Getting a Refund Anticipation Loan
A tax refund check is a beautiful thing. The IRS says that it issues 90 percent of them within 21 days of receiving a tax return [source: IRS]. But what if you can't wait that long? Aren't there ways to get that fat refund check sooner?
Technically, yes, but you'll pay dearly for it. The first method is called a refund anticipation loan or RAL. Here's how RALs work:
- A tax preparation service, bank, or cash-checking operation gives you a loan for the amount of your tax refund minus their fees.
- When your actual refund check arrives from the IRS, you pay back the loan.
- The lender charges crazy high interest on the loan. In one example, a $1,500 loan carried an interest payment of $61.22, or an APR of 149 percent [source: National Consumer Law Center].
Thankfully there's been a crackdown on RALs, which were marketed mainly to low-income and elderly taxpayers. In their place, some lenders are peddling refund anticipation checks (RACs). These are designed for folks who are getting a refund but don't have a bank account. The lender opens a temporary bank account to deposit the refund and charges steep fees (somewhat less than RALs) to withdraw the cash. Since the money doesn't come to you any faster, the main "benefit" is that the RAC allows the taxpayer to avoid paying the tax prep fees up front [source: NCLC].

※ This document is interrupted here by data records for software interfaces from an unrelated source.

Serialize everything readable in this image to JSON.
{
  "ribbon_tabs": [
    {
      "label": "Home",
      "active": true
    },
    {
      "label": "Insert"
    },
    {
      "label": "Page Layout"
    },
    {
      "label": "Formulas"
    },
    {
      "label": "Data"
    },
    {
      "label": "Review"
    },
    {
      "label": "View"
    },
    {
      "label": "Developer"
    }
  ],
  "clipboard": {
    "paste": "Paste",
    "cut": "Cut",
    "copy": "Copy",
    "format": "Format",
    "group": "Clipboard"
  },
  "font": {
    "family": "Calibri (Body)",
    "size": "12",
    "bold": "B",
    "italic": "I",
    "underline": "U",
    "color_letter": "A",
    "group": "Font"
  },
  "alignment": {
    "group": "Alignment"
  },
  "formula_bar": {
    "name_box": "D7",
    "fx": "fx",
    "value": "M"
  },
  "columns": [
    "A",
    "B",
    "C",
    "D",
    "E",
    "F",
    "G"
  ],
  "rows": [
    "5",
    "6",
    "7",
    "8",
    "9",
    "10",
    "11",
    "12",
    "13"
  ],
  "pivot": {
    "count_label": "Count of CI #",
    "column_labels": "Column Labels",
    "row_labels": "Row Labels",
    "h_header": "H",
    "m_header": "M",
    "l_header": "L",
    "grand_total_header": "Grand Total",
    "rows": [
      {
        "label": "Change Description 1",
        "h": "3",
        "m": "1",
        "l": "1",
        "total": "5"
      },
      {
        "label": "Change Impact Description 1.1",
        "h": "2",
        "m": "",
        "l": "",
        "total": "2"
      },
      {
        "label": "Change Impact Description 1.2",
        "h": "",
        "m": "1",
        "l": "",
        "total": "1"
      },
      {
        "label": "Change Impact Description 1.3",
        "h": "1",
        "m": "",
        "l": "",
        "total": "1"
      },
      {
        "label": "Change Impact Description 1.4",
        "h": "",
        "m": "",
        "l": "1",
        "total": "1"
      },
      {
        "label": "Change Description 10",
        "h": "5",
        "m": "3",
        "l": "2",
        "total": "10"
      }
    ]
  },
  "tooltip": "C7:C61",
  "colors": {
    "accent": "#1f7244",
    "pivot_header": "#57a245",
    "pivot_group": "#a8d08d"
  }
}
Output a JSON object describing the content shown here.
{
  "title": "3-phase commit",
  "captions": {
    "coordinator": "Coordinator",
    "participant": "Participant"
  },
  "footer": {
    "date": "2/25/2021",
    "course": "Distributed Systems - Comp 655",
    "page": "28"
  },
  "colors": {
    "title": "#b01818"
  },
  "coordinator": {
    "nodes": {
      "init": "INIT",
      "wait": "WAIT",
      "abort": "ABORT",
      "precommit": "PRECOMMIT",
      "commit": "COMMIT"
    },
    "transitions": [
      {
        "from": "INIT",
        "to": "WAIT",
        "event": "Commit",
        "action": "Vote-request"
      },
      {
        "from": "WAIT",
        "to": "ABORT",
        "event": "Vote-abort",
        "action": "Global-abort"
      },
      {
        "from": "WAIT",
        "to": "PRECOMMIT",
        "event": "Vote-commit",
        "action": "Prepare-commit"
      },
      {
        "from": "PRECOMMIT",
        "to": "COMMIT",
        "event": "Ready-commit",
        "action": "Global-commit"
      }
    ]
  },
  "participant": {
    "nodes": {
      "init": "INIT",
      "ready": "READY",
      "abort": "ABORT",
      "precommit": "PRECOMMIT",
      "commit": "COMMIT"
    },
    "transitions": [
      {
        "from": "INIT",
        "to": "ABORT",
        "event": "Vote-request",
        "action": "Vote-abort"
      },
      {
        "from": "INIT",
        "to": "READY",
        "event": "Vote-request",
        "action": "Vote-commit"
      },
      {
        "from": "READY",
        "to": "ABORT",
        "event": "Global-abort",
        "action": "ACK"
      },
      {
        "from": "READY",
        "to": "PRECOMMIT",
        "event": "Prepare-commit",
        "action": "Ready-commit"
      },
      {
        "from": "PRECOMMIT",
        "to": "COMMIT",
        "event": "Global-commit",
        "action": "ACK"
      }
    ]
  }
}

Avoid the fat fees by setting up your own bank account to have the check directly deposited there. Then get free help with your taxes from the Volunteer Income Tax Assistance program.